- **Task statement**
Your answer should be each line of the entries that contains the word "Content", copied in full.

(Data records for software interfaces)

=====

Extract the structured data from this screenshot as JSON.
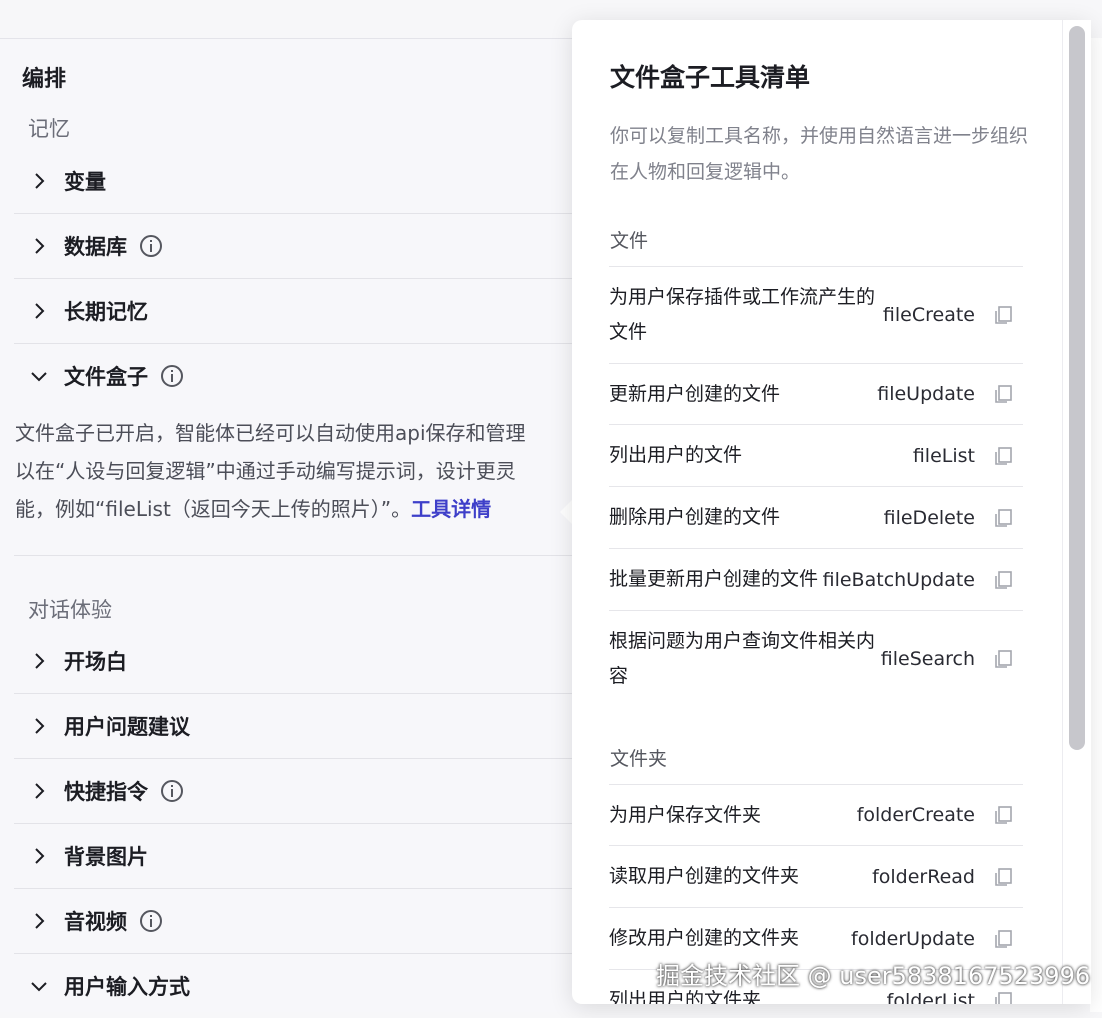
{
  "left": {
    "section_title": "编排",
    "memory": {
      "title": "记忆",
      "items": [
        {
          "label": "变量"
        },
        {
          "label": "数据库"
        },
        {
          "label": "长期记忆"
        },
        {
          "label": "文件盒子"
        }
      ],
      "file_box_desc_line1": "文件盒子已开启，智能体已经可以自动使用api保存和管理",
      "file_box_desc_line2": "以在“人设与回复逻辑”中通过手动编写提示词，设计更灵",
      "file_box_desc_line3": "能，例如“fileList（返回今天上传的照片）”。",
      "tool_detail_link": "工具详情"
    },
    "dialog": {
      "title": "对话体验",
      "items": [
        {
          "label": "开场白"
        },
        {
          "label": "用户问题建议"
        },
        {
          "label": "快捷指令"
        },
        {
          "label": "背景图片"
        },
        {
          "label": "音视频"
        },
        {
          "label": "用户输入方式"
        }
      ]
    }
  },
  "popup": {
    "title": "文件盒子工具清单",
    "desc": "你可以复制工具名称，并使用自然语言进一步组织在人物和回复逻辑中。",
    "file_category": "文件",
    "file_tools": [
      {
        "name": "为用户保存插件或工作流产生的文件",
        "id": "fileCreate"
      },
      {
        "name": "更新用户创建的文件",
        "id": "fileUpdate"
      },
      {
        "name": "列出用户的文件",
        "id": "fileList"
      },
      {
        "name": "删除用户创建的文件",
        "id": "fileDelete"
      },
      {
        "name": "批量更新用户创建的文件",
        "id": "fileBatchUpdate"
      },
      {
        "name": "根据问题为用户查询文件相关内容",
        "id": "fileSearch"
      }
    ],
    "folder_category": "文件夹",
    "folder_tools": [
      {
        "name": "为用户保存文件夹",
        "id": "folderCreate"
      },
      {
        "name": "读取用户创建的文件夹",
        "id": "folderRead"
      },
      {
        "name": "修改用户创建的文件夹",
        "id": "folderUpdate"
      },
      {
        "name": "列出用户的文件夹",
        "id": "folderList"
      }
    ]
  },
  "watermark": "掘金技术社区 @ user5838167523996",
  "colors": {
    "link": "#3e3fc9",
    "text": "#1c1d23",
    "muted": "#6b6d78"
  }
}
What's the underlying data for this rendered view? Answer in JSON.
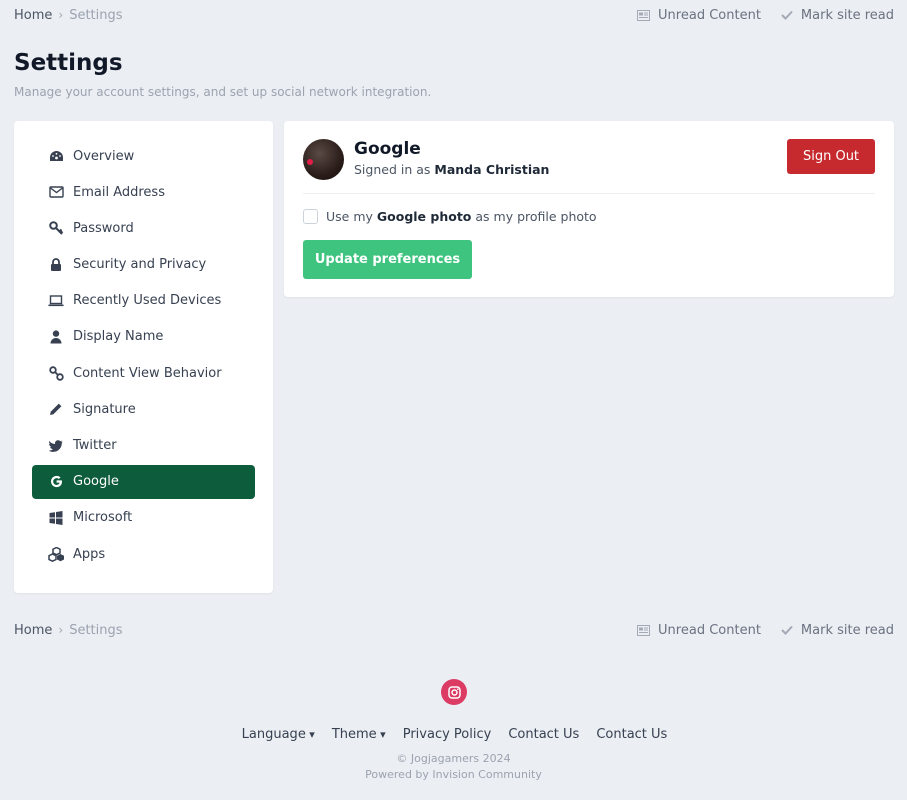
{
  "breadcrumb": {
    "home": "Home",
    "separator": "›",
    "current": "Settings",
    "unread_content": "Unread Content",
    "mark_site_read": "Mark site read"
  },
  "page": {
    "title": "Settings",
    "subtitle": "Manage your account settings, and set up social network integration."
  },
  "sidebar": {
    "items": [
      {
        "label": "Overview",
        "icon": "dashboard-icon"
      },
      {
        "label": "Email Address",
        "icon": "envelope-icon"
      },
      {
        "label": "Password",
        "icon": "key-icon"
      },
      {
        "label": "Security and Privacy",
        "icon": "lock-icon"
      },
      {
        "label": "Recently Used Devices",
        "icon": "laptop-icon"
      },
      {
        "label": "Display Name",
        "icon": "user-icon"
      },
      {
        "label": "Content View Behavior",
        "icon": "link-icon"
      },
      {
        "label": "Signature",
        "icon": "pencil-icon"
      },
      {
        "label": "Twitter",
        "icon": "twitter-icon"
      },
      {
        "label": "Google",
        "icon": "google-icon",
        "active": true
      },
      {
        "label": "Microsoft",
        "icon": "windows-icon"
      },
      {
        "label": "Apps",
        "icon": "cubes-icon"
      }
    ]
  },
  "panel": {
    "provider_name": "Google",
    "signed_in_prefix": "Signed in as",
    "user_name": "Manda Christian",
    "sign_out_label": "Sign Out",
    "checkbox_prefix": "Use my",
    "checkbox_bold": "Google photo",
    "checkbox_suffix": "as my profile photo",
    "checkbox_checked": false,
    "update_label": "Update preferences"
  },
  "footer": {
    "language": "Language",
    "theme": "Theme",
    "privacy": "Privacy Policy",
    "contact1": "Contact Us",
    "contact2": "Contact Us",
    "copyright": "© Jogjagamers 2024",
    "powered": "Powered by Invision Community"
  },
  "colors": {
    "active": "#0d5c3b",
    "sign_out": "#c62a2f",
    "update": "#3ec47f",
    "instagram": "#dc3b63"
  }
}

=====

- **Output for this task**
    "unread_content": "Unread Content",
        "label": "Content View Behavior",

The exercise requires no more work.